It has now led to icy weather that is hampering the rollout of the much-needed vaccination against the coronavirus.

Storm Filomena has lost much of its potency and is moving eastwards, but weather experts say the freezing temperatures will keep on falling into minus figures for several days.

Spain was brought to a standstill on Saturday after record-setting snowfalls blanketed much of the country, bringing transport links grinding to a halt.

With a sharp drop in temperatures on Monday and frost freezing much of the snow, which reached more than 50 centimetres (20 inches) in some urban areas, authorities are calling on people to avoid all but essential trips out of their homes.

Conscious of the hazards now presented by ice, groups of local residents have been lending a hand with clearing the path to essential facilities.

"We live in this neighbourhood. Yesterday, we saw it on social media and all of our friends agreed to come this morning just to clear the way from the bus stop to the psychiatry building of the Gregorio Marañón Hospital," explained psychologist Rocío Sedano. "We want people to be able to walk safely, that they're able to walk without ice and we do our best to make things as safe as possible."

The secretary of a local neighbourhood association, Félix Sánche, said it was great to be able to do something to help the health workers.

"They gave a lot to us during confinement and they have been going all-out during the pandemic, so the least we can do is to lend a hand".

The snow has turned Madrid's famous buildings and plazas into icescapes that have drawn sightseers, with many people, masked against COVID-19 and the cold, taking advantage to get some fresh air and have a little fun in the snow.

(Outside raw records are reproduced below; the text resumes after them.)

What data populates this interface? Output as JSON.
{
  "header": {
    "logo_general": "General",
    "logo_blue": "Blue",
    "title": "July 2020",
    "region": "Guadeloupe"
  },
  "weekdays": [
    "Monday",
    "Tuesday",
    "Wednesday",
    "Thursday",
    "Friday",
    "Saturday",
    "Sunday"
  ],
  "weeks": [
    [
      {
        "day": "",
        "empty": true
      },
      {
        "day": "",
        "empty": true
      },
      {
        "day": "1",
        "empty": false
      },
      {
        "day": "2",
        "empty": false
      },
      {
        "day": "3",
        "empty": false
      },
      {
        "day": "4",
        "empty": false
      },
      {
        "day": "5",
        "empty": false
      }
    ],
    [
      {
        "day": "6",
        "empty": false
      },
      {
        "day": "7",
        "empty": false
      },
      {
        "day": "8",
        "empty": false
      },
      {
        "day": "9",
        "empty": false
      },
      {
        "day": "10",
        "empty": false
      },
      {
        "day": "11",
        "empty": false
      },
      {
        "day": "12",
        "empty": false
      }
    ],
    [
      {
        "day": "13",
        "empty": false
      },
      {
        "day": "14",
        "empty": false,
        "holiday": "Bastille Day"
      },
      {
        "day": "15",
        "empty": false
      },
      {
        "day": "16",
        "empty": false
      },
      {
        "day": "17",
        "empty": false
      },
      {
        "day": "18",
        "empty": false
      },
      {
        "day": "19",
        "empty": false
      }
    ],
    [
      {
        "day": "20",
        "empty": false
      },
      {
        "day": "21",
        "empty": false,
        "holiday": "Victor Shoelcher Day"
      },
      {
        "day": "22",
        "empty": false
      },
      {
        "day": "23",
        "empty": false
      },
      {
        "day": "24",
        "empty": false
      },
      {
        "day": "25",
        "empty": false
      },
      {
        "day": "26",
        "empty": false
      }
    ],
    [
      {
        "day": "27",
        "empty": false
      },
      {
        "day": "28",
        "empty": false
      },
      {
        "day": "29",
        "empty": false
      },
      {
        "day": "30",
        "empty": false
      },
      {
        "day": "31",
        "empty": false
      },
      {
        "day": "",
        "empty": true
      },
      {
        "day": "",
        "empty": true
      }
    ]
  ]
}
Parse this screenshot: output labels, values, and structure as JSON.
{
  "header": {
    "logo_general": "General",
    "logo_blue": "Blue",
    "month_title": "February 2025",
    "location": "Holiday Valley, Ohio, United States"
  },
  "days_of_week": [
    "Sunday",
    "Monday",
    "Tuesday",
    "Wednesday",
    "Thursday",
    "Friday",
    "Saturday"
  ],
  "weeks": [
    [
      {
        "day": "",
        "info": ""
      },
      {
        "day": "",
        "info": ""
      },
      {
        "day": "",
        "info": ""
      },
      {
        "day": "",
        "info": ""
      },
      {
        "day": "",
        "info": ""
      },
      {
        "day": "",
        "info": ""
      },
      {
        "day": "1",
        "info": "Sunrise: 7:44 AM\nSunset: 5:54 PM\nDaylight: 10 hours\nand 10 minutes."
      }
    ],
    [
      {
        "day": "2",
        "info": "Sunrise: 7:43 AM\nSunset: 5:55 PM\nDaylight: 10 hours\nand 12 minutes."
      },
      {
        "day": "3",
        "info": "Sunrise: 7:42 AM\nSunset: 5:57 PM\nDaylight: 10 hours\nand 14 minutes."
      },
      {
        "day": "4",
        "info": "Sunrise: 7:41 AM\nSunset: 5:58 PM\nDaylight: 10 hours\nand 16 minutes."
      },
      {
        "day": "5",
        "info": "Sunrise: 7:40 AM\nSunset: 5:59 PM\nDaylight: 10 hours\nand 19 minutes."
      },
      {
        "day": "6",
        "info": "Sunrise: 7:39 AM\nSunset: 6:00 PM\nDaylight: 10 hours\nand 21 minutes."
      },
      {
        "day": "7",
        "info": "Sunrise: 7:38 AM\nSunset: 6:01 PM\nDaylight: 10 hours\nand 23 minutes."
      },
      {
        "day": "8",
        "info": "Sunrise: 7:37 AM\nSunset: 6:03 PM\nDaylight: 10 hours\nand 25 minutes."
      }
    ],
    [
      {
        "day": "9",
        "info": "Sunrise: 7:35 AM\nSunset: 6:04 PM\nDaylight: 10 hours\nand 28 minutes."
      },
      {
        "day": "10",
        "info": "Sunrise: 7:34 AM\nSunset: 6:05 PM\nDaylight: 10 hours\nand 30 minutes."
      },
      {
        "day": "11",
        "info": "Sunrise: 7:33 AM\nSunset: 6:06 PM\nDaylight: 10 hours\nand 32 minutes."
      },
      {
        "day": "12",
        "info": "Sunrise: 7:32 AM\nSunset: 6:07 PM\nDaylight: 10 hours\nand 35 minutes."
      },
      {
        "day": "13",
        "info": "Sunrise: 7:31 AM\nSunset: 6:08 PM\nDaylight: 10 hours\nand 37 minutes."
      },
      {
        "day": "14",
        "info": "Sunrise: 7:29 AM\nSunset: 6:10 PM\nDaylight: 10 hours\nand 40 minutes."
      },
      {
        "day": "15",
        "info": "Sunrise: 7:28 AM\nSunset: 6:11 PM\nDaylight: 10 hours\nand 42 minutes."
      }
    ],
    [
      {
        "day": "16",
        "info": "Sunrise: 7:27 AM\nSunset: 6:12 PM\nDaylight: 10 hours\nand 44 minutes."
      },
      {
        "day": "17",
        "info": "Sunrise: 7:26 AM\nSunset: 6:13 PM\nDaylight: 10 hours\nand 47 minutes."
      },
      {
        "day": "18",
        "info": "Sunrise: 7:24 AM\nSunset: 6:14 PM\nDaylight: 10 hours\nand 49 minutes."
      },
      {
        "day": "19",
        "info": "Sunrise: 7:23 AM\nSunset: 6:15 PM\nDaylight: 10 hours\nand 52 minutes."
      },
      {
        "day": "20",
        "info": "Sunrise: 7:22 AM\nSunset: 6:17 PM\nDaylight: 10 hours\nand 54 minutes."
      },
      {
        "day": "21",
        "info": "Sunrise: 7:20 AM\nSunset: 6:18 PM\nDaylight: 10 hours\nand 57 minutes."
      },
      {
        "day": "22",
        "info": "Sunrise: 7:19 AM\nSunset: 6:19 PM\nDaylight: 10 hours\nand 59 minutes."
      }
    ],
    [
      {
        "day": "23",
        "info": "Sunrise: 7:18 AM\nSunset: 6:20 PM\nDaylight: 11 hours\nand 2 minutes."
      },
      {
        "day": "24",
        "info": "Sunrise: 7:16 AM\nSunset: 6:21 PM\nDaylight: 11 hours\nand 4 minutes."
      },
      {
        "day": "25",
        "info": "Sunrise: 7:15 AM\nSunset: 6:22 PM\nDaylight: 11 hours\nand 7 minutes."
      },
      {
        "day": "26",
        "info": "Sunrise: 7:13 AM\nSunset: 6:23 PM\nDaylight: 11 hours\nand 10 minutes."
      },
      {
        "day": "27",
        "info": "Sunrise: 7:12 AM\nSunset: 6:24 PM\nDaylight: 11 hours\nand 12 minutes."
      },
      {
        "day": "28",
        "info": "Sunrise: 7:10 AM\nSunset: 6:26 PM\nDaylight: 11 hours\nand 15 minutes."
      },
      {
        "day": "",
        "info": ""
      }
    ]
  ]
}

The snowploughs have been out and about making the capital's streets accessible for ambulances and emergency vehicles.

Much of the city's main services remained closed on Monday, including the main wholesale market, although some supermarkets and newsstands opened for the first time in three days.

Residents, some with crampons and hiking sticks, could be seen warily trying to make their way on snow hardened into ice before disappearing into subway stations.

The underground train system has become the only viable way to commute to work. Commuter trains in Madrid and the high-speed railway between Barcelona and Madrid would resume later on Monday, the national railway company Renfe said.

The airport, which had been closed since Friday evening, saw a dozen flights take off or land on Monday and was expecting to resume full operations "throughout Monday," Transport Minister José Luis Ábalos said in an interview with Spain’s TVE.

But a new batch of 350,000 doses of the Pfizer-BioNTech vaccine that Spain was expecting to receive on Monday at Madrid Barajas airport had to be diverted to the northern city of Vitoria, where a difficult effort to distribute it throughout the rest of the country by land was underway.